Meeting the needs of families in conflict situations

News and Press Release
Originally published
Child Friendly Space in Berdiansk, December 2016 © Marcin Ogdowski /,


The conflict in Ukraine has caused massive displacements of people from eastern regions to other parts of the country. It is estimated that there are now around 1.7 million internally displaced people (IDPs) in both the Government Controlled Area (GCA) and the Non-Government Controlled Area (NGCA). Most of them now live in the GCA in a secure environment, though they face many obstacles in meeting their daily needs.

Polish Humanitarian Action (PAH) has been present in Ukraine since 2014. After a primary needs assessment, PAH identified the most vulnerable groups of IDPs, including single-parent families. The first response to their needs was an eight-month long project consisted of financial support for displaced single mothers with children in the Zaporizhzhia region. Under this project, PAH subsidised the household budgets of 256 beneficiaries on a monthly basis, providing them with access to basic products (food, sanitation and medical supplies). Now the assistance is being continued on a larger scale thanks to financing from the Polish Ministry of Foreign Affairs.

The general objective of the project is to provide families of the victims of the conflict in Ukraine (in particular displaced persons in the Zaporizhzhia region) with assistance in essential financial needs, materials and welfare services. Zaporizhzhia is a region where a significant number of IDPs are located (estimated over 100 000 people ). The internal border between GCA and NGCA is not far, which leads to a constant flow of people from the areas of open conflict. Despite the influx, some groups of residents of the region are also in need of humanitarian assistance – mostly in rural areas. While planning support for IDPs, PAH included in the project the possibility of assisting resident single-parent families.

As PAH’s own research shows, most of the respondents (82%) (n=152) currently have social benefits as the primary source of income for the family. Only 13% have a paid job, with 51% declaring humanitarian aid as their secondary source of income. Most of the beneficiaries live in rented flats or collective IDP camps, where living conditions are poor (with a lack of water and sanitary infrastructure, a lack of basic furniture and daily items, a lack of privacy and safety) and access to services are limited.

The main activities within the projects are conducted in cooperation with a local organisation – “Child smile”:

  1. Creating an Information Centre for IDPs and the local community: including offering legal and psychologist support and personal development trainings;

  2. Support for families working or IDPs searching for work, and supporting improvements in the job skills of IDPs and residents: services of professional mentors and social workers, information about available professional courses;

  3. Pre-school point in Zaporizhina for children aged of 3-6, for the most needy residents and IDPs;

  4. Child Friendly Space in Berdiansk for children of various age groups providing a range of activities for children and parents;

  5. Provision of stabilisation grants to help IDPs and local families in meeting their basic material needs.

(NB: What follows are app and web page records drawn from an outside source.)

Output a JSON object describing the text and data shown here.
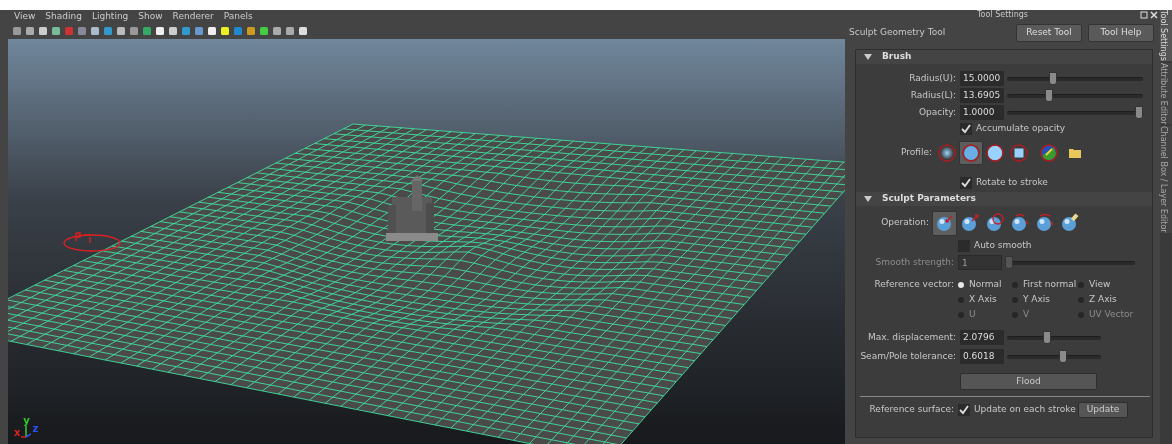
{
  "menu": [
    "View",
    "Shading",
    "Lighting",
    "Show",
    "Renderer",
    "Panels"
  ],
  "viewport": {
    "axis_labels": [
      "x",
      "y",
      "z"
    ]
  },
  "tool_settings": {
    "title": "Tool Settings",
    "tool_name": "Sculpt Geometry Tool",
    "buttons": [
      "Reset Tool",
      "Tool Help"
    ],
    "side_tabs": [
      {
        "label": "Tool Settings",
        "selected": true
      },
      {
        "label": "Attribute Editor",
        "selected": false
      },
      {
        "label": "Channel Box / Layer Editor",
        "selected": false
      }
    ],
    "brush": {
      "title": "Brush",
      "expanded": true,
      "fields": [
        {
          "label": "Radius(U):",
          "value": "15.0000",
          "level": 0.33
        },
        {
          "label": "Radius(L):",
          "value": "13.6905",
          "level": 0.3
        },
        {
          "label": "Opacity:",
          "value": "1.0000",
          "level": 1
        }
      ],
      "accumulate": {
        "label": "Accumulate opacity",
        "checked": true
      },
      "profile": {
        "label": "Profile:",
        "options": [
          {
            "kind": "soft",
            "selected": false
          },
          {
            "kind": "medium",
            "selected": true
          },
          {
            "kind": "hard",
            "selected": false
          },
          {
            "kind": "square",
            "selected": false
          },
          {
            "kind": "image",
            "selected": false
          }
        ]
      },
      "rotate": {
        "label": "Rotate to stroke",
        "checked": true
      }
    },
    "sculpt": {
      "title": "Sculpt Parameters",
      "expanded": true,
      "operation_label": "Operation:",
      "operations": [
        {
          "kind": "push",
          "selected": true
        },
        {
          "kind": "pull",
          "selected": false
        },
        {
          "kind": "smooth",
          "selected": false
        },
        {
          "kind": "relax",
          "selected": false
        },
        {
          "kind": "pinch",
          "selected": false
        },
        {
          "kind": "erase",
          "selected": false
        }
      ],
      "auto_smooth": {
        "label": "Auto smooth",
        "checked": false
      },
      "smooth_strength": {
        "label": "Smooth strength:",
        "value": "1",
        "level": 0,
        "disabled": true
      },
      "reference_vector": {
        "label": "Reference vector:",
        "options": [
          {
            "label": "Normal",
            "selected": true,
            "disabled": false
          },
          {
            "label": "First normal",
            "selected": false,
            "disabled": false
          },
          {
            "label": "View",
            "selected": false,
            "disabled": false
          },
          {
            "label": "X Axis",
            "selected": false,
            "disabled": false
          },
          {
            "label": "Y Axis",
            "selected": false,
            "disabled": false
          },
          {
            "label": "Z Axis",
            "selected": false,
            "disabled": false
          },
          {
            "label": "U",
            "selected": false,
            "disabled": true
          },
          {
            "label": "V",
            "selected": false,
            "disabled": true
          },
          {
            "label": "UV Vector",
            "selected": false,
            "disabled": true
          }
        ]
      },
      "fields": [
        {
          "label": "Max. displacement:",
          "value": "2.0796",
          "level": 0.42
        },
        {
          "label": "Seam/Pole tolerance:",
          "value": "0.6018",
          "level": 0.6
        }
      ],
      "flood": "Flood",
      "reference_surface": {
        "label": "Reference surface:",
        "checkbox": "Update on each stroke",
        "checked": true,
        "button": "Update"
      }
    }
  }
}
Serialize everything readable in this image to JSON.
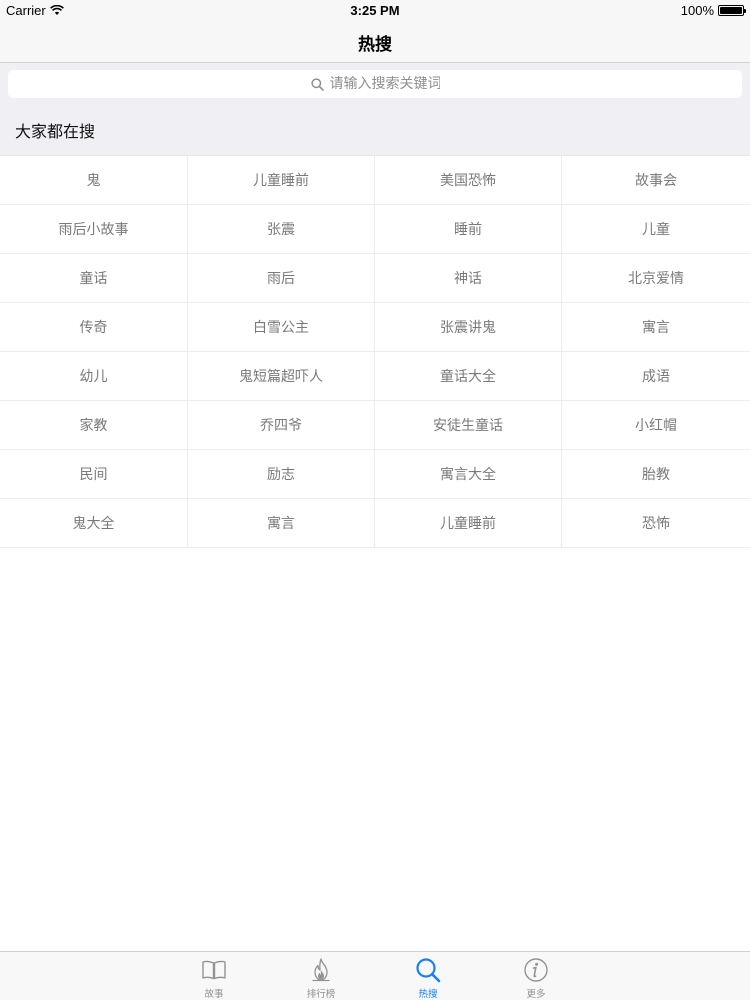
{
  "status_bar": {
    "carrier": "Carrier",
    "time": "3:25 PM",
    "battery": "100%"
  },
  "nav": {
    "title": "热搜"
  },
  "search": {
    "placeholder": "请输入搜索关键词"
  },
  "section": {
    "title": "大家都在搜"
  },
  "keywords": [
    [
      "鬼",
      "儿童睡前",
      "美国恐怖",
      "故事会"
    ],
    [
      "雨后小故事",
      "张震",
      "睡前",
      "儿童"
    ],
    [
      "童话",
      "雨后",
      "神话",
      "北京爱情"
    ],
    [
      "传奇",
      "白雪公主",
      "张震讲鬼",
      "寓言"
    ],
    [
      "幼儿",
      "鬼短篇超吓人",
      "童话大全",
      "成语"
    ],
    [
      "家教",
      "乔四爷",
      "安徒生童话",
      "小红帽"
    ],
    [
      "民间",
      "励志",
      "寓言大全",
      "胎教"
    ],
    [
      "鬼大全",
      "寓言",
      "儿童睡前",
      "恐怖"
    ]
  ],
  "tabs": [
    {
      "label": "故事",
      "icon": "book-icon",
      "active": false
    },
    {
      "label": "排行榜",
      "icon": "flame-icon",
      "active": false
    },
    {
      "label": "热搜",
      "icon": "search-icon",
      "active": true
    },
    {
      "label": "更多",
      "icon": "info-icon",
      "active": false
    }
  ],
  "colors": {
    "accent": "#1a7ef5",
    "tab_inactive": "#929292",
    "grid_text": "#7a7a7a",
    "section_bg": "#efeff4"
  }
}
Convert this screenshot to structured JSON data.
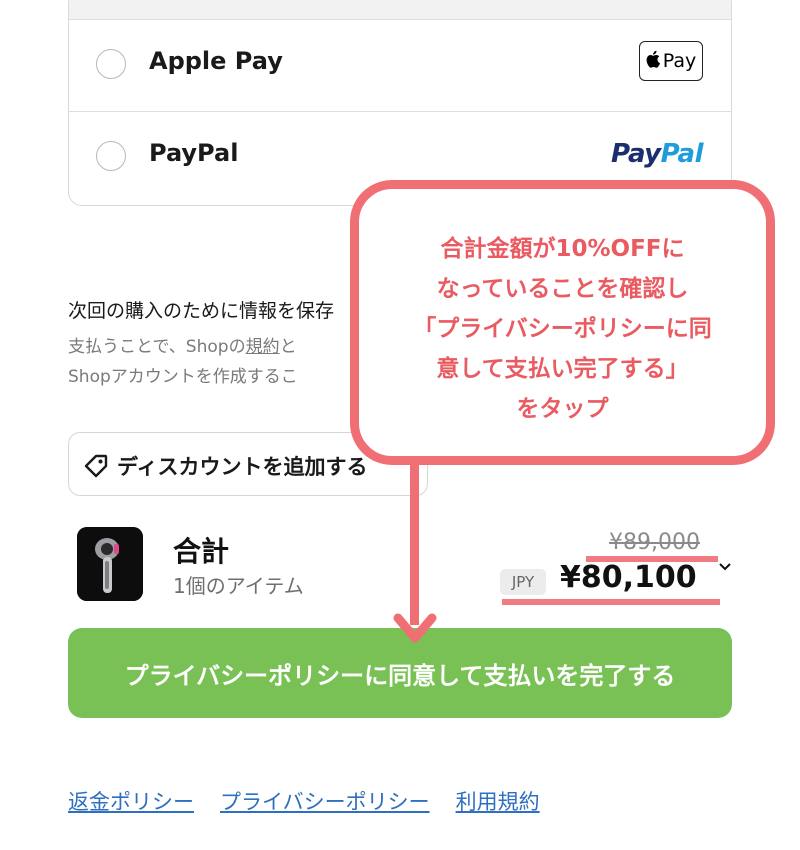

After three months of operation, the Information Centre in Zaporizhzhia has served 1043 people (both in place and by mobile groups). Under the activities of the Centre, 456 people received social counselling, 186 people attended various activities to improve their job skills, 295 people received with psychological support and 212 received legal support. In addition, the specialists at the centre conducted individual socio-psychological counselling for residents of Primorsk, Melitopol and the nearby villages. The pre-school is attended by 26 children, with 259 going to the after-school club in Berdiansk. There have been 250 families (625 people) who received financial support. The funds received are spent on basic food products, hygiene, medicine and warm clothing.

Mid-term and final reports prepared by employees of PAH and implementing partner, have indicated that the project has significantly improved the quality of life of the beneficiaries. Individual stories can prove the good quality of services. Now 7 specialists within the project team are internally displaced persons, and 5 of them are beneficiaries of a previous PAH project in Zaporizhzhia. The assistance received helped them successfully adjust to the new environment and start building their own career. Under the conducted evaluation, most of the respondents were satisfied or very satisfied with the provided assistance. Under PAH’s evaluation, 57% of the respondents declared that their living conditions had improved or significantly improved after participation in the project. The other 43% still have problems with meeting their daily needs, mostly due to rising food, rent and utilities prices. However, during focus-groups, beneficiaries commented that thanks to financial support of PAH, they can afford to buy food of better quality for all family members. Previously one coping strategy was to give the better food (fruits, fish, diary) to children, while adult members only ate cheap whole grains, pasta and milk and meat substitutes.

The work done by PAH in Ukraine has an additional impact. The implementing partner organisation, which has the best knowledge about local contexts, has also managed to improve its own abilities in order to meet the requirements of PAH and its donor.